Oak Creek, Wisconsin, has lived up to its “City of Balance” moniker through the decades by meshing agriculture with industry to produce a bustling municipality while still maintaining a small city attitude.
It is a unique place where pro-union liberals teamed with anti-establishment conservatives to save their city from being annexed and wiped off the map in 1955. The tax base built by the Wisconsin Electric power plant and General Motors’ AC Spark Plug provided necessary funds to develop neighborhoods, upgrade schools, and offer first-rate civic services for the residents.
Contributions from apple-growing families to skilled trade workers enabled the southernmost suburb of Milwaukee to evolve from a largely rural town to the fastest growing city in the state.

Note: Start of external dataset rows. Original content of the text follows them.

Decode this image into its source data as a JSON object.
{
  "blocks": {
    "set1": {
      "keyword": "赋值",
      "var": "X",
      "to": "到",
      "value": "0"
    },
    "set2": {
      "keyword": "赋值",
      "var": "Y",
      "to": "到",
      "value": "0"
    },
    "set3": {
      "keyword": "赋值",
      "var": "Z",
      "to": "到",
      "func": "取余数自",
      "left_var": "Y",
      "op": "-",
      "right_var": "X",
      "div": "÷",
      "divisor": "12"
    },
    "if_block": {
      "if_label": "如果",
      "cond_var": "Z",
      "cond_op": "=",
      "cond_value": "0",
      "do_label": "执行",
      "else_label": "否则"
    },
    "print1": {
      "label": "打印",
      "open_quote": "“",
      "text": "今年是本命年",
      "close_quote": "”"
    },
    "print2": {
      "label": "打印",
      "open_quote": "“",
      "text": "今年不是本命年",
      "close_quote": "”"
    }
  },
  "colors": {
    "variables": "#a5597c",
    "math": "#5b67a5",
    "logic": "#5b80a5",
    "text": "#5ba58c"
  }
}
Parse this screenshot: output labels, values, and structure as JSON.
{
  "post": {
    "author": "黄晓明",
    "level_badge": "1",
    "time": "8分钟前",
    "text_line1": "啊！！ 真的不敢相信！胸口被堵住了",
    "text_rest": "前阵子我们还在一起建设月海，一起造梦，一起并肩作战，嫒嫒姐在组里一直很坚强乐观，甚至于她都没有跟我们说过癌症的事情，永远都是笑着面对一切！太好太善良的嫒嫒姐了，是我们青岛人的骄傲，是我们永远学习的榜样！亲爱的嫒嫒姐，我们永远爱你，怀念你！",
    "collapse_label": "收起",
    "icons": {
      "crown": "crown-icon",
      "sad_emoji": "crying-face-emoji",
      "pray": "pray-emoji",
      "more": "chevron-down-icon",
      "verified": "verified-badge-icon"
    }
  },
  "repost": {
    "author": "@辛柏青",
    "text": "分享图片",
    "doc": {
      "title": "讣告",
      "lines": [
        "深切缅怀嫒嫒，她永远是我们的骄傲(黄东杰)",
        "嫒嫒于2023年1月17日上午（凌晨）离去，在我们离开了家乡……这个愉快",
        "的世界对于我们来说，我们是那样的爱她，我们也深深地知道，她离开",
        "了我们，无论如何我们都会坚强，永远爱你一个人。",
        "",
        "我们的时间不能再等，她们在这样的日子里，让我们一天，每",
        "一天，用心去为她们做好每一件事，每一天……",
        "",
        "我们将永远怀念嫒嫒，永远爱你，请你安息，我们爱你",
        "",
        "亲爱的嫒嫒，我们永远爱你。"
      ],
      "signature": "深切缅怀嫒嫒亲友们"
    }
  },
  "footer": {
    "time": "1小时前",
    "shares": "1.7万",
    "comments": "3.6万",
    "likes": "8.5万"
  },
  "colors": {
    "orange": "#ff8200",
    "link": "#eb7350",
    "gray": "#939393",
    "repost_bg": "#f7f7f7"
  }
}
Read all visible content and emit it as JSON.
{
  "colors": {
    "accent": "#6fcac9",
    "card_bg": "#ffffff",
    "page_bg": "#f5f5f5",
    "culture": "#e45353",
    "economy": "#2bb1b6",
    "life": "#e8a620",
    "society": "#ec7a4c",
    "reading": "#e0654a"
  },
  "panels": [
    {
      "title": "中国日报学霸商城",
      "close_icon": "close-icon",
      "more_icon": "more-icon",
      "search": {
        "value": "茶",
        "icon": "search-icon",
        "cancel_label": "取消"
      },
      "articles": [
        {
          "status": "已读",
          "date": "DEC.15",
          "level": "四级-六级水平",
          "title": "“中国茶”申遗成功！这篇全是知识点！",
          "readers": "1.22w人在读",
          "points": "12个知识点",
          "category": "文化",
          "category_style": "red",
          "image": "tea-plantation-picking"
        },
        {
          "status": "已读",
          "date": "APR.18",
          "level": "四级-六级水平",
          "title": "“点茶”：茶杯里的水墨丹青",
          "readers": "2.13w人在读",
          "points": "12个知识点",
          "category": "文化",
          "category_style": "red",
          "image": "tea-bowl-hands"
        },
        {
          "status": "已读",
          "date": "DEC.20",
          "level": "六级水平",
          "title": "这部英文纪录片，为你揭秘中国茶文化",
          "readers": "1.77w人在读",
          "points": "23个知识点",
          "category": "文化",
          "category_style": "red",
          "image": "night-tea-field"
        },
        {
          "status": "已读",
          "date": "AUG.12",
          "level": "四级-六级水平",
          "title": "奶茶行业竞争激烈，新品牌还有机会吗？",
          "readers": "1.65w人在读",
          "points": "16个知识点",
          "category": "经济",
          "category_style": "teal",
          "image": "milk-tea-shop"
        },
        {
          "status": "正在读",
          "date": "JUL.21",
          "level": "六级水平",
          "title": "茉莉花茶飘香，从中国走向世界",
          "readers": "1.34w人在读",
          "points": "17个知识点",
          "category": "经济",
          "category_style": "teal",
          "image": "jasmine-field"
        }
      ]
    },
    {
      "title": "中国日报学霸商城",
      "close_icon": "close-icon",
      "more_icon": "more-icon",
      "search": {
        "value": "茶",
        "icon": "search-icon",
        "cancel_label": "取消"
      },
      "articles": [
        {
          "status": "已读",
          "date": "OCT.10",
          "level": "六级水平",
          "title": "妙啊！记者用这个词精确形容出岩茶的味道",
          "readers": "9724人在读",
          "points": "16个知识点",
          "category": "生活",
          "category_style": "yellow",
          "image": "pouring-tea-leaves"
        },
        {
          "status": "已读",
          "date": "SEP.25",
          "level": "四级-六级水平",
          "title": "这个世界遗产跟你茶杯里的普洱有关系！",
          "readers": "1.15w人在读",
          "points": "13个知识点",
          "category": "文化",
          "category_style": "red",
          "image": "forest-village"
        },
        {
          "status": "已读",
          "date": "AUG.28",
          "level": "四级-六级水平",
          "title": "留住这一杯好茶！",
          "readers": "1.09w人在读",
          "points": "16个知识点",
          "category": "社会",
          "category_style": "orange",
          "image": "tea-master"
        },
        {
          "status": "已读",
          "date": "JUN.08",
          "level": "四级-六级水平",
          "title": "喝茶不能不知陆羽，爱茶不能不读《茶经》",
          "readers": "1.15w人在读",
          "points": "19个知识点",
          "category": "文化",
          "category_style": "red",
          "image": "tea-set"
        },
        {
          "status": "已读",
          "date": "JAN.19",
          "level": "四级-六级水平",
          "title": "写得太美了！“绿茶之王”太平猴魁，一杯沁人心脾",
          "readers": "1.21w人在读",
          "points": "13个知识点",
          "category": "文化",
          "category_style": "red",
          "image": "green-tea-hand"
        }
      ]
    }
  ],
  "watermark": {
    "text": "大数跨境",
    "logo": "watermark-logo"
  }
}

ABOUT THE AUTHOR(S)
Jim Cech is a lifelong resident of Oak Creek who worked as a broadcaster for several Milwaukee and Chicago radio stations during the 1990s. He has been employed at the headquarters of Northwestern Mutual Life Insurance since 2004 and holds degrees in communications and secondary education from UW Milwaukee. After narrowly losing a bid to become the city’s seventh mayor, Jim became active in the Historical Society and began serving on the Traffic and Safety Committee. He is married to Amy and they have twin daughters, Cassy and Tia. His previously published books are Oak Creek: Fifty Years of Progress in 2005 and Backstage Pass in 2009.